Yes, it was. I have a good memory ;=]

Submitted by FlyerInHi on November 5, 2014 - 12:51am.

scaredyclassic wrote:
I let my kid vote my absentee ballot.

Are you allowed let someone else vote your absentee ballot?

Submitted by CA renter on November 5, 2014 - 6:41am.

spdrun wrote:
Last week, a client wrote me a bad check. This wasn't in CA, but let's say that it was. The check was for about $650. Under current California law, writing a bad check over $450 can be charged as a felony.

Were I in California and if I had chosen to go to the police, he could have been investigated for a felony. Granted, he'd likely have shown an accounting error and not been charged, but even the possibility of felony charges for a mistake like that is absurdly disproportionate. It's instances like that that Prop 47 aims to address.

As it was, I called him, asked for a new check with a small fee tacked on. He sent one the next day.

Totally understand that, and agree that we *might* need to make some accommodations. As you've said, though, if the person could show that writing the bad check was an accident, they shouldn't be charged or convicted of anything, as long as s/he fully compensates the victim in a short period of time.

But I'm sure you know people who've knowingly bounced checks as a matter of habit, and as a way to get away with "buying" things they have no business buying. This can cause a chain of events that can lead to multiple people down the line having to pay ridiculously high bank fees and coming up short in their own accounts as these bad checks work their way through the system (because people expect the checks to clear, and write checks against these deposits, etc.). It can be very disruptive, and we shouldn't have much tolerance for this type of behavior either, IMO.
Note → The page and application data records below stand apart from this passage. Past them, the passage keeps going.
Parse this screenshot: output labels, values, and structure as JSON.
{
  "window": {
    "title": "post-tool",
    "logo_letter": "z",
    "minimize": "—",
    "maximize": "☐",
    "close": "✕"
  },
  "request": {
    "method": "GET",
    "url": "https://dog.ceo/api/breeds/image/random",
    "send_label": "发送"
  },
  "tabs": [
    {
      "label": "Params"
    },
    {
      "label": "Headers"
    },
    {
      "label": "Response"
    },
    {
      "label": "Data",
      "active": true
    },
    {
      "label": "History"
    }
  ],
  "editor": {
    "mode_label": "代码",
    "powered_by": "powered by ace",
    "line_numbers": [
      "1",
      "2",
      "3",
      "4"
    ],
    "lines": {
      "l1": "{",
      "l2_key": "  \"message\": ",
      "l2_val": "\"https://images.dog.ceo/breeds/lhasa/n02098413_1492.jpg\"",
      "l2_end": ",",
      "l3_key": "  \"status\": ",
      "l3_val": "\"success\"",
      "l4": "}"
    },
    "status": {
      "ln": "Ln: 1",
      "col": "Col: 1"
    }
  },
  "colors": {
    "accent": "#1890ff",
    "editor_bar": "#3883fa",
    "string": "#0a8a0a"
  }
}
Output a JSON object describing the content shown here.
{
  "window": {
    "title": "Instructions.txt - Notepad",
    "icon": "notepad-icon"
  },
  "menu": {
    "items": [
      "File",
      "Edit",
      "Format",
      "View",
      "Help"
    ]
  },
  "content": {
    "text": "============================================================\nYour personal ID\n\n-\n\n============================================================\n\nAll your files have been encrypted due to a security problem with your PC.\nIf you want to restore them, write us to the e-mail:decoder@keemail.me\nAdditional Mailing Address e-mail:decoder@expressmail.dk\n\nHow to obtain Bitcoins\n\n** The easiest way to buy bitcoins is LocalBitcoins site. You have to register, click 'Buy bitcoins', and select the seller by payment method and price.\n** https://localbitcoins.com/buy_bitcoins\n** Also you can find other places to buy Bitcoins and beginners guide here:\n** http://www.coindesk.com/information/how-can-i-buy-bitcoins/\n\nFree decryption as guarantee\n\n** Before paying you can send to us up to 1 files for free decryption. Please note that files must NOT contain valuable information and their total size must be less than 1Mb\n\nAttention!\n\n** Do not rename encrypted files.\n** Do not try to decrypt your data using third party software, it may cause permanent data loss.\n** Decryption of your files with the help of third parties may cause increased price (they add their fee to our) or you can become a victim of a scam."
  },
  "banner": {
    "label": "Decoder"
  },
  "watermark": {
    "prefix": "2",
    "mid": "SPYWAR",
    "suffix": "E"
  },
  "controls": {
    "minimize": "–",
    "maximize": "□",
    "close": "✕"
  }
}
Submitted by CA renter on November 5, 2014 - 6:48am.

harvey wrote:
CA renter wrote:
A person who shows a blatant disregard for "minor" laws is more likely to commit other, more serious crimes. I know that robbery is excepted from this change, but this proposition can begin the slide down the slippery slope.

Slippery slope? Did you say slippery slope?

Quote:
Many people who've committed more serious, violent crimes (like assault, rape, or murder) started out with the minor stuff. And many who've killed during the commission of a crime (or raped, or taken someone as a hostage) really had no intentions of doing so before the actual acts; but because the victim wasn't giving up easily enough or because things got heated for some reason, they end up in a rage and commit more violent crimes.

You are saying we should punish people for the crimes they've committed, but also for the crimes they might commit in the future. Got it.

Harvey, I know that I shouldn't engage crazy trolls, but you are *once again* twisting my words into something I've neither said nor implied. You're either doing it intentionally, or your reading comprehension problem is rearing its ugly head again.

It's really quite simple: If you don't want to be convicted of a felony, don't commit a felony (better yet, don't commit any crime where there is a victim).